On June 1, 2004, it became illegal to kill, harm, harass, capture, or take any endangered or threatened species protected under the
Species at Risk Act (SARA). However, the Minister of Fisheries and Oceans may authorize activities which could affect an aquatic species protected under the Act if he believes these activities will not jeopardize the survival or recovery of species at risk.
The Minister must believe that:
- the activity is scientific research relating to the conservation of the species and is conducted by qualified persons;
- the activity benefits the species or is required to enhance its chance of survival in the wild; or
- affecting the species is incidental to carrying out the activity.
If you’re a researcher and are planning to carry out activities that may impact a species that is protected under SARA, you will require a SARA permit (referred to as a Section 73 permit).
As a proponent of a scientific research project, you will need to:
- be proactive in your research design,
- demonstrate awareness of the provisions of SARA, and
- demonstrate that measures are being taken to minimize harm to listed species and that the best solution has been adopted.
Please note: Processing of applications may take up to 4 months depending on the complexity of the proposal and the species involved.
Guidelines for the Collection and In Situ Scientific Study of Stickleback Species Pairs
Download the Application for a SARA Scientific/Education Permit
Review the guidelines for Applications
List of aquatic species protected under SARA
Protocol for the detection of fish species at risk in Ontario - Great Lakes
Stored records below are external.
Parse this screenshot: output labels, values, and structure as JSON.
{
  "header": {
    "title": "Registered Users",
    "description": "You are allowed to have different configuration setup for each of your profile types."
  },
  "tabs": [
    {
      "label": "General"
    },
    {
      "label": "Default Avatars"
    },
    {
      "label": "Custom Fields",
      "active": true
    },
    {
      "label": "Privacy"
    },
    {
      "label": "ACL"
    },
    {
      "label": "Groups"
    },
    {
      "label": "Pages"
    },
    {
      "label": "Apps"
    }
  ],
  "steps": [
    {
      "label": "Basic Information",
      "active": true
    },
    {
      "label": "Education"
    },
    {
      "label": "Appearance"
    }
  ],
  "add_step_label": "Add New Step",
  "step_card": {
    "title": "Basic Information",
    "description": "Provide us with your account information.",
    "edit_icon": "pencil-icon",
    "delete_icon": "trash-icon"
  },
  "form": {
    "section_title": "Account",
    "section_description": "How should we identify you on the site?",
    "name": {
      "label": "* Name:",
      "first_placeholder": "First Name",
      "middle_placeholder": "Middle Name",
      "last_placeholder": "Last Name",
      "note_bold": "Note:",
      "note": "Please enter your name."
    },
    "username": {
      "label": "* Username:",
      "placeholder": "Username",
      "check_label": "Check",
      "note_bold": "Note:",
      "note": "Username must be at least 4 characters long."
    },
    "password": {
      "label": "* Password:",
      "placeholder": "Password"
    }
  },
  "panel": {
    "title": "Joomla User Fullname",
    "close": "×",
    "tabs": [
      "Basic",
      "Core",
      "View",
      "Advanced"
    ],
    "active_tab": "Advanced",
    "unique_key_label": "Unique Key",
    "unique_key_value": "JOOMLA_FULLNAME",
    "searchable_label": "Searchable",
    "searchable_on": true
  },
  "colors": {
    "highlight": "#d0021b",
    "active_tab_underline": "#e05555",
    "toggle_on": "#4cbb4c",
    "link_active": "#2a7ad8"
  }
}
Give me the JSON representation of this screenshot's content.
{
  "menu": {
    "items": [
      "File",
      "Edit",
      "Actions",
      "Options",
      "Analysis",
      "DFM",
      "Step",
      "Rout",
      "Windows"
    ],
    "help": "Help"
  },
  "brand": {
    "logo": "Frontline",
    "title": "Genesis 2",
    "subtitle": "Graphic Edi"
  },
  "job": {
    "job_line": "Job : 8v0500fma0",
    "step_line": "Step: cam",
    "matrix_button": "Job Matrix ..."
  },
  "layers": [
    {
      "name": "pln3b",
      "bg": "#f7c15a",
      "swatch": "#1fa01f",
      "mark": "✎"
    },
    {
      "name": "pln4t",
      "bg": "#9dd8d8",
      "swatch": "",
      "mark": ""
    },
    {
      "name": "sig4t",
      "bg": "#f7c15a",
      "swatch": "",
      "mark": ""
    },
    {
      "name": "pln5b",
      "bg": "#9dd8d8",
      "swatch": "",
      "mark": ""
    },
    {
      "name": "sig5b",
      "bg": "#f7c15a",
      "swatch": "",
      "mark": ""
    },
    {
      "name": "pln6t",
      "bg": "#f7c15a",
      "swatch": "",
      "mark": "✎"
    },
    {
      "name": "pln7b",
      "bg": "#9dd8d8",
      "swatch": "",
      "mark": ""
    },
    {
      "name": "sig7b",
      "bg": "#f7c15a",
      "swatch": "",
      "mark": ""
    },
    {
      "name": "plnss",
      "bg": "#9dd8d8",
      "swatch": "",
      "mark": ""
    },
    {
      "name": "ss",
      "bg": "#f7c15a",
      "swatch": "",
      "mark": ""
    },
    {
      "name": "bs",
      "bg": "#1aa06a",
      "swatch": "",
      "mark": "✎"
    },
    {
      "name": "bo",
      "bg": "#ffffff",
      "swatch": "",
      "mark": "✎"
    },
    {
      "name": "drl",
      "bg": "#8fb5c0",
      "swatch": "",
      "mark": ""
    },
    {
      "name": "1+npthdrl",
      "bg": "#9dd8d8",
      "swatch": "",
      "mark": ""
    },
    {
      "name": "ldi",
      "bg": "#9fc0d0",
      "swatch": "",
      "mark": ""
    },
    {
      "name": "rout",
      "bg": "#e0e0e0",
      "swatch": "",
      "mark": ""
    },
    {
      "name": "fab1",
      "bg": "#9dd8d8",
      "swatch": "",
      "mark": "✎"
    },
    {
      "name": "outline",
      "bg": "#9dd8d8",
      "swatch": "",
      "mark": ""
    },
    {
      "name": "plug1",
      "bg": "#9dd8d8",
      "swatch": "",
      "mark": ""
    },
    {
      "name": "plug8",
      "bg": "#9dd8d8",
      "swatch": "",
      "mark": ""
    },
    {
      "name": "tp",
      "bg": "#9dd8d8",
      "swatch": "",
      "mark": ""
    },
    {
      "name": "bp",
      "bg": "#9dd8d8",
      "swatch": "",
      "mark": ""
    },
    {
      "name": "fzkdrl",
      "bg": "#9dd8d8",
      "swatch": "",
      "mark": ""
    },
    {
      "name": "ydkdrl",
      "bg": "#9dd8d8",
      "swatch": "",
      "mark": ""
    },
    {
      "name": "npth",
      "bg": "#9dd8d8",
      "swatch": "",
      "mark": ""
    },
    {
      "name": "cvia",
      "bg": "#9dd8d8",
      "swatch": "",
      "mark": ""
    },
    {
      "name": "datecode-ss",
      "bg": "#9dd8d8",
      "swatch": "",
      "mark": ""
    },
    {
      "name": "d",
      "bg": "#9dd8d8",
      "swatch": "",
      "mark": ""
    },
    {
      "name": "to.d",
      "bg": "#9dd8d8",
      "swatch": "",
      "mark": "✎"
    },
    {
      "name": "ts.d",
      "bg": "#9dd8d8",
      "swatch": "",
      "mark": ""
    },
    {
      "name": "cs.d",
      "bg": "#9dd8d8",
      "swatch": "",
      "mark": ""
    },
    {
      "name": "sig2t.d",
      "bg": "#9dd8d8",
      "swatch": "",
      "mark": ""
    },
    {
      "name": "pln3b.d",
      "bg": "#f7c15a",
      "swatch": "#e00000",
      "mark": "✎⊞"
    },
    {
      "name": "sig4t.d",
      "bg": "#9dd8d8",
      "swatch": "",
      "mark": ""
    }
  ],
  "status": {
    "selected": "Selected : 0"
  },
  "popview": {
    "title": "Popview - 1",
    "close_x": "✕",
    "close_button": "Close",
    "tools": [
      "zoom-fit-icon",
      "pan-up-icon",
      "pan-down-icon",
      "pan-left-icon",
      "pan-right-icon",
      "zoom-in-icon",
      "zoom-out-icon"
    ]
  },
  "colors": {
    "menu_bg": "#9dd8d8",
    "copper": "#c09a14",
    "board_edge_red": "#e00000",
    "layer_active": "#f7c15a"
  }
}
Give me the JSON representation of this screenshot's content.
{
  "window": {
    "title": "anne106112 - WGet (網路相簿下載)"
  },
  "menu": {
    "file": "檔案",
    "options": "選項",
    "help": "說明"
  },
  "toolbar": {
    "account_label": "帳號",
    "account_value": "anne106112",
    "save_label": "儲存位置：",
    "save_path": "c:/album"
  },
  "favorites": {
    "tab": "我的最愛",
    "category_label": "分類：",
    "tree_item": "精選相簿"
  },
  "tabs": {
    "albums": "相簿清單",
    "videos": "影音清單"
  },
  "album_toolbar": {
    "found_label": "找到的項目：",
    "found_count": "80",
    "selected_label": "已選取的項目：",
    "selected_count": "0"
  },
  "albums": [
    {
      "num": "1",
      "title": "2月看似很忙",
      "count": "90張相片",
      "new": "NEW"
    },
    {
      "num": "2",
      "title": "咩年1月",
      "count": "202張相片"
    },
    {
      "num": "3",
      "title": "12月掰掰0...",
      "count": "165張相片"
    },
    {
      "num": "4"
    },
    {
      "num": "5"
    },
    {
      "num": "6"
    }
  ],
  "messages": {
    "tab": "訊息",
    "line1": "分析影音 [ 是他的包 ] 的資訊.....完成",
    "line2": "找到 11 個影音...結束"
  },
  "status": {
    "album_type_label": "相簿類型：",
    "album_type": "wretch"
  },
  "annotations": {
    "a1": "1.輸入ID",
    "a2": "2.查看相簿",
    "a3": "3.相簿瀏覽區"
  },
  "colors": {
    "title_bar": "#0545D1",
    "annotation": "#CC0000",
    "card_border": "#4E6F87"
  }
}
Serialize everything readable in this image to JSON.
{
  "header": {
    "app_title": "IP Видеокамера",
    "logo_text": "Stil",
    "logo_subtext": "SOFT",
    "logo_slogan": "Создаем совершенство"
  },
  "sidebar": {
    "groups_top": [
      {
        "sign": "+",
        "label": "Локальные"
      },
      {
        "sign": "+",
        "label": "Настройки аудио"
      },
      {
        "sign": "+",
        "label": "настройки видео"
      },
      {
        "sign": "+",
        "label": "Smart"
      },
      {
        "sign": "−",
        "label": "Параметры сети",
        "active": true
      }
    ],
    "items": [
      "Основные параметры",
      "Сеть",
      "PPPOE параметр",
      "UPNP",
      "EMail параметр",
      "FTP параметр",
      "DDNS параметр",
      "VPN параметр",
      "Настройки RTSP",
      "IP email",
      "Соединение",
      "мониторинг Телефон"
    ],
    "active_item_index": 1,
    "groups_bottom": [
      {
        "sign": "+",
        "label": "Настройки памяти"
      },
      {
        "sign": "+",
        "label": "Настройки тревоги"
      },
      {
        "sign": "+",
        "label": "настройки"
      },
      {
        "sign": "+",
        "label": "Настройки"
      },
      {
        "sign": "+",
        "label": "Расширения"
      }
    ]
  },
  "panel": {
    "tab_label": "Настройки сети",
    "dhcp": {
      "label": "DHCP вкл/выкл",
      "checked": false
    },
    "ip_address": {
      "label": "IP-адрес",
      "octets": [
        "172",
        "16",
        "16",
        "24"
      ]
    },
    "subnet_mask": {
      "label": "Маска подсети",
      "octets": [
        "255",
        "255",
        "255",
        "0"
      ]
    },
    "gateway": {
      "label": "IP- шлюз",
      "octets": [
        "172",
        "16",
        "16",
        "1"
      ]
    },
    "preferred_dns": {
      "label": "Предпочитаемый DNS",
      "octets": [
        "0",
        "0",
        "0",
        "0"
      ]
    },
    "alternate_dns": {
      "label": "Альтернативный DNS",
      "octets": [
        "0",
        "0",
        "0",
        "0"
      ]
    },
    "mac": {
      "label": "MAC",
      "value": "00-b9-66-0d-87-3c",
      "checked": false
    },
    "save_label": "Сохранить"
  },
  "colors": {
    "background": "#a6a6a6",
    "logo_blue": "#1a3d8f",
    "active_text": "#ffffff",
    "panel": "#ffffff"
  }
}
Protocol for the detection and relocation of freshwater mussel species at risk in Ontario-Great Lakes Area